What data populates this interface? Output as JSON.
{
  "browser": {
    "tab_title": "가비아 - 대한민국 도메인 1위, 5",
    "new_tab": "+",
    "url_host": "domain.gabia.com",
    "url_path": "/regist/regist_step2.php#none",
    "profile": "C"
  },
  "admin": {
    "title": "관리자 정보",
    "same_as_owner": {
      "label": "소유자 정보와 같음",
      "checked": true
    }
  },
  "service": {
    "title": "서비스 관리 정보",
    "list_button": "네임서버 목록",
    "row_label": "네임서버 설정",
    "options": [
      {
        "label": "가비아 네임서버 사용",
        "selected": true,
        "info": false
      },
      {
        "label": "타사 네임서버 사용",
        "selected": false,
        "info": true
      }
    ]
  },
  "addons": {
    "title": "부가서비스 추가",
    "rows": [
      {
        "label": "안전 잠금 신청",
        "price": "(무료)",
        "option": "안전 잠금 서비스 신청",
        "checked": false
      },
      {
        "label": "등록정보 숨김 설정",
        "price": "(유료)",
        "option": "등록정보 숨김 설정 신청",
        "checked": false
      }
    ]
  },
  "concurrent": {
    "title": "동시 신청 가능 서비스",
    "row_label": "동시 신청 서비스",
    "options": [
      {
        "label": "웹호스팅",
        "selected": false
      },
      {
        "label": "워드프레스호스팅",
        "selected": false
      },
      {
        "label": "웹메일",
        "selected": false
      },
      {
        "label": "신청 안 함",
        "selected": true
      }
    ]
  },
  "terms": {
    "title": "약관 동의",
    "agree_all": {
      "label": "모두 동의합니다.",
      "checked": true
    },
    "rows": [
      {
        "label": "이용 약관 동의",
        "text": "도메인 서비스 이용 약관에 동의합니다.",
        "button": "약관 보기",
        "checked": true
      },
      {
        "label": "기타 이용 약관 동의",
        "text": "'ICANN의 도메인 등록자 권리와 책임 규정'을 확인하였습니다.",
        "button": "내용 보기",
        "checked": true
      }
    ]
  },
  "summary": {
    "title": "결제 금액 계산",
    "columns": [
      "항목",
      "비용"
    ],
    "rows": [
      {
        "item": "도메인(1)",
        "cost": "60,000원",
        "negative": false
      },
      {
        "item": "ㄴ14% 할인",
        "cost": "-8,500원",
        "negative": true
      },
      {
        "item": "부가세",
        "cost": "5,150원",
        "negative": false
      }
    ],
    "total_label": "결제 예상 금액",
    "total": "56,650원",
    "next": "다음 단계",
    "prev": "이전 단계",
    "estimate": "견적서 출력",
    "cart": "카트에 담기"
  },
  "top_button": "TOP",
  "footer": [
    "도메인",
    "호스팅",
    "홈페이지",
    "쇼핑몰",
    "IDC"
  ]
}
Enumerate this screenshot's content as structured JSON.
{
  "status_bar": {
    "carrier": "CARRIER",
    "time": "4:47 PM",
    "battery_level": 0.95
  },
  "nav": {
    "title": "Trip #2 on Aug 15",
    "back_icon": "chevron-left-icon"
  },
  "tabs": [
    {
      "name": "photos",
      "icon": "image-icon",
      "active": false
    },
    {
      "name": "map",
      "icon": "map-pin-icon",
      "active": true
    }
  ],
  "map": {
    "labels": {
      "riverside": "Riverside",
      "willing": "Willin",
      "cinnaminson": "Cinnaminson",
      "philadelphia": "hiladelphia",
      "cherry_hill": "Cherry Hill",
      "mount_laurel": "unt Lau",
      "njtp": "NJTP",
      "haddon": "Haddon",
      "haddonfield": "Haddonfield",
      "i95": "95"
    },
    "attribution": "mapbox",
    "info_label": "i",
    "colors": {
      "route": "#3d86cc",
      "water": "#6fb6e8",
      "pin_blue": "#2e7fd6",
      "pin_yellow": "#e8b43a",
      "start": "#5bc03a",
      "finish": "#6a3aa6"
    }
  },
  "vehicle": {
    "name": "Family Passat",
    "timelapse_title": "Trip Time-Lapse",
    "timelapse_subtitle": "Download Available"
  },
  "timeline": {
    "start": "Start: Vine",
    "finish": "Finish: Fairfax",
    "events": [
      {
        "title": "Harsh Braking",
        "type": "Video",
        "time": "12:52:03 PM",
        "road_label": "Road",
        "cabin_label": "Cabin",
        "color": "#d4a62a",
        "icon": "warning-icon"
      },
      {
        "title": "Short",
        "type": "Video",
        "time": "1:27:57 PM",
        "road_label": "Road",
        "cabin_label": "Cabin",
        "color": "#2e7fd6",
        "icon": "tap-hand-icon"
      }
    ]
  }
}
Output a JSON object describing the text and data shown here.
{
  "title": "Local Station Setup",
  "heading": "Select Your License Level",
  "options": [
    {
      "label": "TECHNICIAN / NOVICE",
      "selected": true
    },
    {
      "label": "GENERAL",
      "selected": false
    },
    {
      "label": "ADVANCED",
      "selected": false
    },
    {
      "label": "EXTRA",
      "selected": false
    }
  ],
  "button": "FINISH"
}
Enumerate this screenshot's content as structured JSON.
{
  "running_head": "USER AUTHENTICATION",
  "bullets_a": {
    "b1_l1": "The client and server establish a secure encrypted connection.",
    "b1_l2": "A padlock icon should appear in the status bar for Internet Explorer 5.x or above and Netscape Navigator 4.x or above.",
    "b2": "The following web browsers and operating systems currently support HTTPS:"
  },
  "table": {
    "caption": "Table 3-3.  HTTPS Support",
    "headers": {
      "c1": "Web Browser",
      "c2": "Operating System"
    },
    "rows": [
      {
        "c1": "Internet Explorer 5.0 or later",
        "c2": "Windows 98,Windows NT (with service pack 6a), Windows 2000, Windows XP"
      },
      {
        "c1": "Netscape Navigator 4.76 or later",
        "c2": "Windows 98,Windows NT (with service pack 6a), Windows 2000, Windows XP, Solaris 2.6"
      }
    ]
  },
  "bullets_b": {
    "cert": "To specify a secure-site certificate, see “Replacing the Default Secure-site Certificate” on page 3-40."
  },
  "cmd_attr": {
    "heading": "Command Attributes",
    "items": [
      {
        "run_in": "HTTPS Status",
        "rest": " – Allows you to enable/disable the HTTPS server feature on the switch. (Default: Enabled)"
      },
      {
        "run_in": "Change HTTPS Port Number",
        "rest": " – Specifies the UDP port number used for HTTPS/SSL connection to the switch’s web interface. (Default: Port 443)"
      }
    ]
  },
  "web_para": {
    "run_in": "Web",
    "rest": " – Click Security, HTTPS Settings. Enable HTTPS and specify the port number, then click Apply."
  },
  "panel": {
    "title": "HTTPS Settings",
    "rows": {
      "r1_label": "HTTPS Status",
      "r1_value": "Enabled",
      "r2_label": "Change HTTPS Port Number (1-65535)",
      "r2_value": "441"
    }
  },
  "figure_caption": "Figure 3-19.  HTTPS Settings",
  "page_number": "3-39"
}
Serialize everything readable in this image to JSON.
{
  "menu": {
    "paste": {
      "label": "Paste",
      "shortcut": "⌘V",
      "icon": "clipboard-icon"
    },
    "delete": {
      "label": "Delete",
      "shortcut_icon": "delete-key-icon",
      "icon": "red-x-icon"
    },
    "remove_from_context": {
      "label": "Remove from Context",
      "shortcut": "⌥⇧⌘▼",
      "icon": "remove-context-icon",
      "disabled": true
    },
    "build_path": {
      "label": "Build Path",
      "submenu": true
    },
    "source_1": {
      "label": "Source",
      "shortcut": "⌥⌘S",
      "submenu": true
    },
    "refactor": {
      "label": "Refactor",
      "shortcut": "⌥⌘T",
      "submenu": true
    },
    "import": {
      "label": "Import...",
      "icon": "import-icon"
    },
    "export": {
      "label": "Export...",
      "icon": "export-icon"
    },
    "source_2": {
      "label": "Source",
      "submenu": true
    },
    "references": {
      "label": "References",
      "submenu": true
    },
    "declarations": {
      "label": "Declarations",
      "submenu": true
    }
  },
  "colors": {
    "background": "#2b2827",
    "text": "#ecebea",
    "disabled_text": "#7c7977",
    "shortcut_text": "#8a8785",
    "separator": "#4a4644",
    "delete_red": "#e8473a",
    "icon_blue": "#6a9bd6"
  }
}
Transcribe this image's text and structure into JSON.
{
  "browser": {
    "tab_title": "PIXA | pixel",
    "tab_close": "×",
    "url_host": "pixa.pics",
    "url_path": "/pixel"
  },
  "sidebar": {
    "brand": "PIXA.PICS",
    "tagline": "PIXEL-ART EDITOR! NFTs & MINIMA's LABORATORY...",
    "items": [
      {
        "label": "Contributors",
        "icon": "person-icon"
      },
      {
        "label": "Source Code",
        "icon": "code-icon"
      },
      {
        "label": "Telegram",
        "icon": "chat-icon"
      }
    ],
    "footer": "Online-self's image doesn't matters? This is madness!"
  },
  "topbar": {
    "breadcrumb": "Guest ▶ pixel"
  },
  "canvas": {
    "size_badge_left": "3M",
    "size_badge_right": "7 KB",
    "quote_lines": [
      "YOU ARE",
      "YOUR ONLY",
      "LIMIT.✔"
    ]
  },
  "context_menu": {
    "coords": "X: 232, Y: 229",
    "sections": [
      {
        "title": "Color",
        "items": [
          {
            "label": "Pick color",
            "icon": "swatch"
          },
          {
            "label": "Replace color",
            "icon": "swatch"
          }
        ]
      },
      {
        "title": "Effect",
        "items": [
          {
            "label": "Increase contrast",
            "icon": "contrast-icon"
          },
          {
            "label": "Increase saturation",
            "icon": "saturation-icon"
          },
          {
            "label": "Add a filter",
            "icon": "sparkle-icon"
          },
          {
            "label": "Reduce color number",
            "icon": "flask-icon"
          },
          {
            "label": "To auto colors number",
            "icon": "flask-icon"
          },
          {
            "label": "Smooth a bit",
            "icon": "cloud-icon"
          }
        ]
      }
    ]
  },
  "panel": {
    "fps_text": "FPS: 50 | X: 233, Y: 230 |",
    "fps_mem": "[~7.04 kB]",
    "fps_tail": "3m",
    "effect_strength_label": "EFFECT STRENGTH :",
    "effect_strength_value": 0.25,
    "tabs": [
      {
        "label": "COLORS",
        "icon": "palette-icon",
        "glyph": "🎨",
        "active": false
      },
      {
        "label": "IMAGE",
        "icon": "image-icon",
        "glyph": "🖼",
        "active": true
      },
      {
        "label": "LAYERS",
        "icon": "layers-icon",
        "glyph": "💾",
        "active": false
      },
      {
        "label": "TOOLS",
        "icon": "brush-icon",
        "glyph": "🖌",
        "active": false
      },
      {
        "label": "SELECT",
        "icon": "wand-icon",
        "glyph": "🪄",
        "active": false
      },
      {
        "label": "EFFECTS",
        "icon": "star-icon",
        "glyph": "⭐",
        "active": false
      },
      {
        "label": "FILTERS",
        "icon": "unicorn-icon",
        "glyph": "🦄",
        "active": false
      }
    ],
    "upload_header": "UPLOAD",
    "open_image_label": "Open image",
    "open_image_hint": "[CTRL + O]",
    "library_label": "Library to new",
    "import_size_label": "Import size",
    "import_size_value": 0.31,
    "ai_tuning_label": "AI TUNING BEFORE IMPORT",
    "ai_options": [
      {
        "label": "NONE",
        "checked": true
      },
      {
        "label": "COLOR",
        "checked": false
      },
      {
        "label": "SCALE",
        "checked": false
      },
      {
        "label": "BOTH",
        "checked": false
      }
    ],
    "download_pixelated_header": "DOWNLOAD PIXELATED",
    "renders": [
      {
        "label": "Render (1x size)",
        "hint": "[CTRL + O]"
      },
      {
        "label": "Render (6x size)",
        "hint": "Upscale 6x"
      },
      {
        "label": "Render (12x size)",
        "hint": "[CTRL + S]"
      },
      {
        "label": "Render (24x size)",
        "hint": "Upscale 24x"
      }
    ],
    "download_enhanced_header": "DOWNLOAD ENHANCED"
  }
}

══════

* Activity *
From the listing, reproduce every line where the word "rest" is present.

* The completed task *
        "rest": " – Allows you to enable/disable the HTTPS server feature on the switch. (Default: Enabled)"
        "rest": " – Specifies the UDP port number used for HTTPS/SSL connection to the switch’s web interface. (Default: Port 443)"
    "rest": " – Click Security, HTTPS Settings. Enable HTTPS and specify the port number, then click Apply."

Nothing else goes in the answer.